▶

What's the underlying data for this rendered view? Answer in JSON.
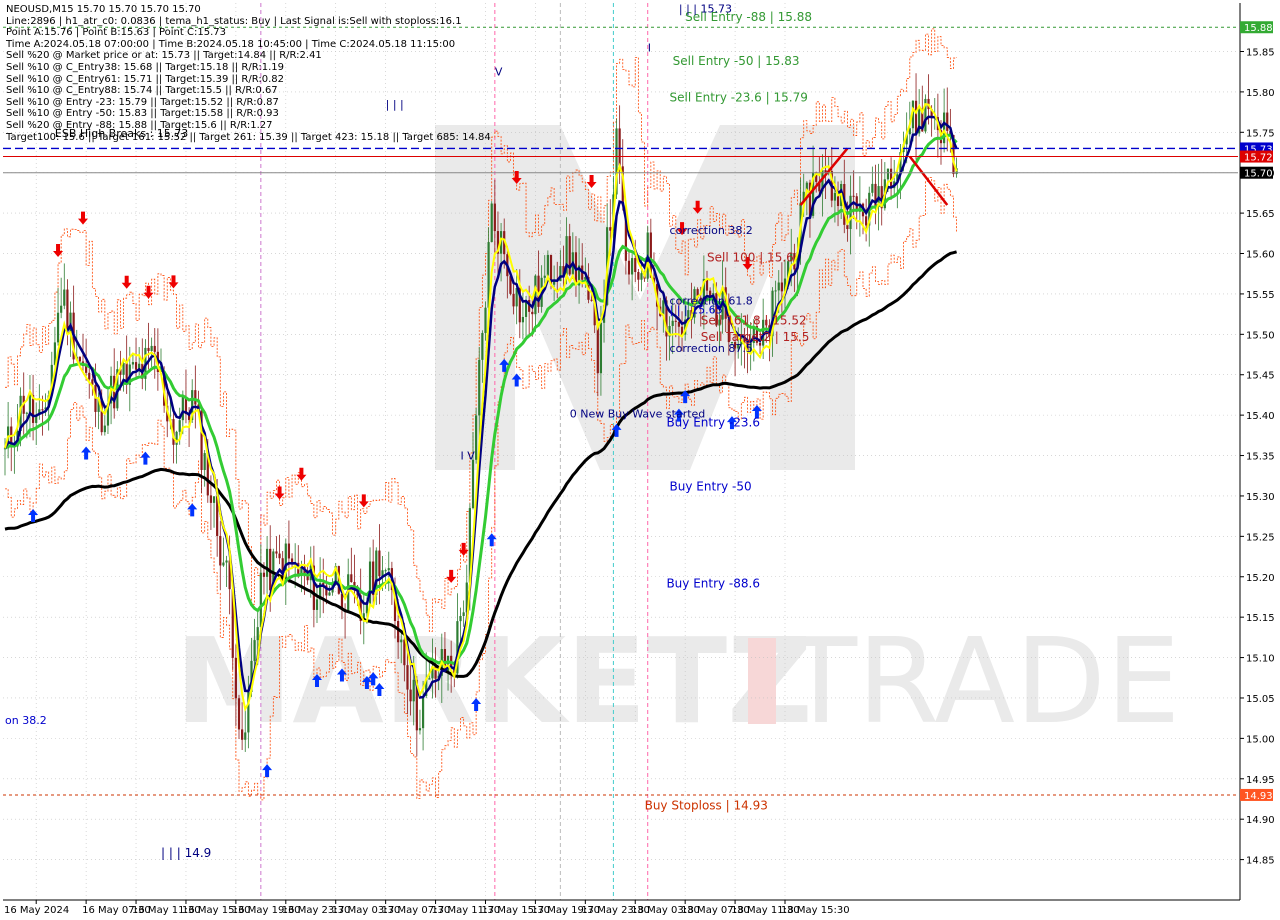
{
  "header": {
    "symbol_line": "NEOUSD,M15   15.70  15.70  15.70  15.70",
    "info_lines": [
      "Line:2896  |  h1_atr_c0: 0.0836  |  tema_h1_status: Buy  |  Last Signal is:Sell with stoploss:16.1",
      "Point A:15.76  |  Point B:15.63  |  Point C:15.73",
      "Time A:2024.05.18 07:00:00  |  Time B:2024.05.18 10:45:00  |  Time C:2024.05.18 11:15:00",
      "Sell %20 @ Market price or at: 15.73  ||  Target:14.84  ||  R/R:2.41",
      "Sell %10 @ C_Entry38: 15.68  ||  Target:15.18  ||  R/R:1.19",
      "Sell %10 @ C_Entry61: 15.71  ||  Target:15.39  ||  R/R:0.82",
      "Sell %10 @ C_Entry88: 15.74  ||  Target:15.5  ||  R/R:0.67",
      "Sell %10 @ Entry -23: 15.79  ||  Target:15.52  ||  R/R:0.87",
      "Sell %10 @ Entry -50: 15.83  ||  Target:15.58  ||  R/R:0.93",
      "Sell %20 @ Entry -88: 15.88  ||  Target:15.6  ||  R/R:1.27",
      "Target100: 15.6  ||  Target 161: 15.52  ||  Target 261: 15.39  ||  Target 423: 15.18  ||  Target 685: 14.84"
    ]
  },
  "colors": {
    "background": "#ffffff",
    "grid": "#c0c0c0",
    "axis": "#000000",
    "bull": "#2e7d32",
    "bear": "#8b1a1a",
    "ema_yellow": "#ffff00",
    "ema_navy": "#000080",
    "ema_green": "#33cc33",
    "ema_black": "#000000",
    "envelope": "#ff4500",
    "buy_arrow": "#0033ff",
    "sell_arrow": "#ee0000",
    "blue_dash": "#0000cc",
    "red_line": "#dd0000",
    "green_dash": "#339933",
    "stoploss": "#cc3300",
    "label_blue": "#0000cc",
    "label_red": "#b22222",
    "label_navy": "#000080",
    "watermark": "#d9d9d9",
    "watermark_red": "#f2b8b8"
  },
  "chart_data": {
    "type": "candlestick",
    "title": "NEOUSD,M15",
    "ylim": [
      14.8,
      15.91
    ],
    "y_ticks": [
      14.85,
      14.9,
      14.95,
      15.0,
      15.05,
      15.1,
      15.15,
      15.2,
      15.25,
      15.3,
      15.35,
      15.4,
      15.45,
      15.5,
      15.55,
      15.6,
      15.65,
      15.7,
      15.75,
      15.8,
      15.85
    ],
    "x_labels": [
      "16 May 2024",
      "16 May 07:30",
      "16 May 11:30",
      "16 May 15:30",
      "16 May 19:30",
      "16 May 23:30",
      "17 May 03:30",
      "17 May 07:30",
      "17 May 11:30",
      "17 May 15:30",
      "17 May 19:30",
      "17 May 23:30",
      "18 May 03:30",
      "18 May 07:30",
      "18 May 11:30",
      "18 May 15:30"
    ],
    "current_price": 15.7,
    "price_tags": [
      {
        "value": 15.88,
        "text": "15.88",
        "color": "#33aa33"
      },
      {
        "value": 15.73,
        "text": "15.73",
        "color": "#0000cc"
      },
      {
        "value": 15.72,
        "text": "15.72",
        "color": "#dd0000"
      },
      {
        "value": 15.7,
        "text": "15.70",
        "color": "#000000"
      },
      {
        "value": 14.93,
        "text": "14.93",
        "color": "#ff5522"
      }
    ],
    "horizontal_lines": [
      {
        "name": "green-dashed",
        "value": 15.88,
        "style": "dashed",
        "color": "#339933"
      },
      {
        "name": "blue-dashed",
        "value": 15.73,
        "style": "dashed",
        "color": "#0000cc"
      },
      {
        "name": "red-solid",
        "value": 15.72,
        "style": "solid",
        "color": "#dd0000"
      },
      {
        "name": "current-price",
        "value": 15.7,
        "style": "solid",
        "color": "#888888"
      },
      {
        "name": "buy-stoploss",
        "value": 14.93,
        "style": "dashed",
        "color": "#cc3300"
      }
    ],
    "candle_anchors": [
      [
        0,
        15.35
      ],
      [
        6,
        15.42
      ],
      [
        12,
        15.38
      ],
      [
        18,
        15.55
      ],
      [
        24,
        15.47
      ],
      [
        30,
        15.4
      ],
      [
        36,
        15.44
      ],
      [
        42,
        15.45
      ],
      [
        48,
        15.47
      ],
      [
        54,
        15.38
      ],
      [
        60,
        15.42
      ],
      [
        66,
        15.3
      ],
      [
        72,
        15.18
      ],
      [
        76,
        14.97
      ],
      [
        82,
        15.2
      ],
      [
        90,
        15.22
      ],
      [
        100,
        15.18
      ],
      [
        106,
        15.2
      ],
      [
        114,
        15.15
      ],
      [
        120,
        15.23
      ],
      [
        126,
        15.14
      ],
      [
        132,
        15.03
      ],
      [
        138,
        15.08
      ],
      [
        144,
        15.1
      ],
      [
        148,
        15.2
      ],
      [
        152,
        15.45
      ],
      [
        156,
        15.65
      ],
      [
        160,
        15.6
      ],
      [
        166,
        15.52
      ],
      [
        172,
        15.56
      ],
      [
        178,
        15.6
      ],
      [
        184,
        15.58
      ],
      [
        190,
        15.48
      ],
      [
        196,
        15.73
      ],
      [
        200,
        15.56
      ],
      [
        206,
        15.6
      ],
      [
        212,
        15.52
      ],
      [
        218,
        15.51
      ],
      [
        224,
        15.55
      ],
      [
        230,
        15.53
      ],
      [
        236,
        15.5
      ],
      [
        242,
        15.48
      ],
      [
        248,
        15.55
      ],
      [
        254,
        15.62
      ],
      [
        260,
        15.7
      ],
      [
        266,
        15.68
      ],
      [
        272,
        15.65
      ],
      [
        278,
        15.66
      ],
      [
        284,
        15.71
      ],
      [
        290,
        15.76
      ],
      [
        296,
        15.78
      ],
      [
        302,
        15.75
      ],
      [
        305,
        15.7
      ]
    ],
    "labels": [
      {
        "text": "Sell Entry -88 | 15.88",
        "value": 15.888,
        "index": 218,
        "color": "#339933"
      },
      {
        "text": "Sell Entry -50 | 15.83",
        "value": 15.833,
        "index": 214,
        "color": "#339933"
      },
      {
        "text": "Sell Entry -23.6 | 15.79",
        "value": 15.788,
        "index": 213,
        "color": "#339933"
      },
      {
        "text": "correction 38.2",
        "value": 15.624,
        "index": 213,
        "color": "#000080"
      },
      {
        "text": "Sell 100 | 15.6",
        "value": 15.59,
        "index": 225,
        "color": "#b22222"
      },
      {
        "text": "correction 61.8",
        "value": 15.537,
        "index": 213,
        "color": "#000080"
      },
      {
        "text": "| | | 15.65",
        "value": 15.526,
        "index": 213,
        "color": "#0000cc"
      },
      {
        "text": "Sell 161.8 | 15.52",
        "value": 15.512,
        "index": 223,
        "color": "#b22222"
      },
      {
        "text": "Sell Target2 | 15.5",
        "value": 15.492,
        "index": 223,
        "color": "#b22222"
      },
      {
        "text": "correction 87.5",
        "value": 15.478,
        "index": 213,
        "color": "#000080"
      },
      {
        "text": "0 New Buy Wave started",
        "value": 15.397,
        "index": 181,
        "color": "#000080"
      },
      {
        "text": "Buy Entry -23.6",
        "value": 15.386,
        "index": 212,
        "color": "#0000cc"
      },
      {
        "text": "Buy Entry -50",
        "value": 15.307,
        "index": 213,
        "color": "#0000cc"
      },
      {
        "text": "Buy Entry -88.6",
        "value": 15.187,
        "index": 212,
        "color": "#0000cc"
      },
      {
        "text": "Buy Stoploss | 14.93",
        "value": 14.912,
        "index": 205,
        "color": "#cc3300"
      },
      {
        "text": "| | | 14.9",
        "value": 14.853,
        "index": 50,
        "color": "#000080"
      },
      {
        "text": "| | |",
        "value": 15.78,
        "index": 122,
        "color": "#000080"
      },
      {
        "text": "V",
        "value": 15.82,
        "index": 157,
        "color": "#000080"
      },
      {
        "text": "I V",
        "value": 15.345,
        "index": 146,
        "color": "#000080"
      },
      {
        "text": "I",
        "value": 15.85,
        "index": 206,
        "color": "#000080"
      },
      {
        "text": "on 38.2",
        "value": 15.018,
        "index": 0,
        "color": "#0000cc"
      },
      {
        "text": "| | | 15.73",
        "value": 15.898,
        "index": 216,
        "color": "#000080"
      },
      {
        "text": "ESB High Breaks : 15.73",
        "value": 15.744,
        "index": 16,
        "color": "#000000"
      }
    ],
    "buy_arrows": [
      9,
      26,
      45,
      60,
      84,
      100,
      108,
      116,
      118,
      120,
      164,
      156,
      160,
      118,
      151,
      233,
      196,
      216,
      218,
      241
    ],
    "sell_arrows": [
      17,
      25,
      39,
      46,
      54,
      88,
      95,
      115,
      143,
      147,
      164,
      188,
      217,
      222,
      238
    ],
    "vertical_lines": [
      {
        "time": "16 May 23:30",
        "index": 82,
        "color": "#cc77cc",
        "style": "dashed"
      },
      {
        "time": "17 May 15:30",
        "index": 157,
        "color": "#ff66aa",
        "style": "dashed"
      },
      {
        "time": "17 May 19:30",
        "index": 178,
        "color": "#bbbbbb",
        "style": "dashed"
      },
      {
        "time": "18 May 03:30",
        "index": 195,
        "color": "#44cccc",
        "style": "dashed"
      },
      {
        "time": "18 May 07:30",
        "index": 206,
        "color": "#ff66aa",
        "style": "dashed"
      }
    ]
  },
  "watermark": {
    "brand_left": "MARKETZ",
    "brand_mid": "I",
    "brand_right": "TRADE"
  }
}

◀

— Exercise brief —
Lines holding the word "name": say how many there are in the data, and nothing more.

— Answer area —
5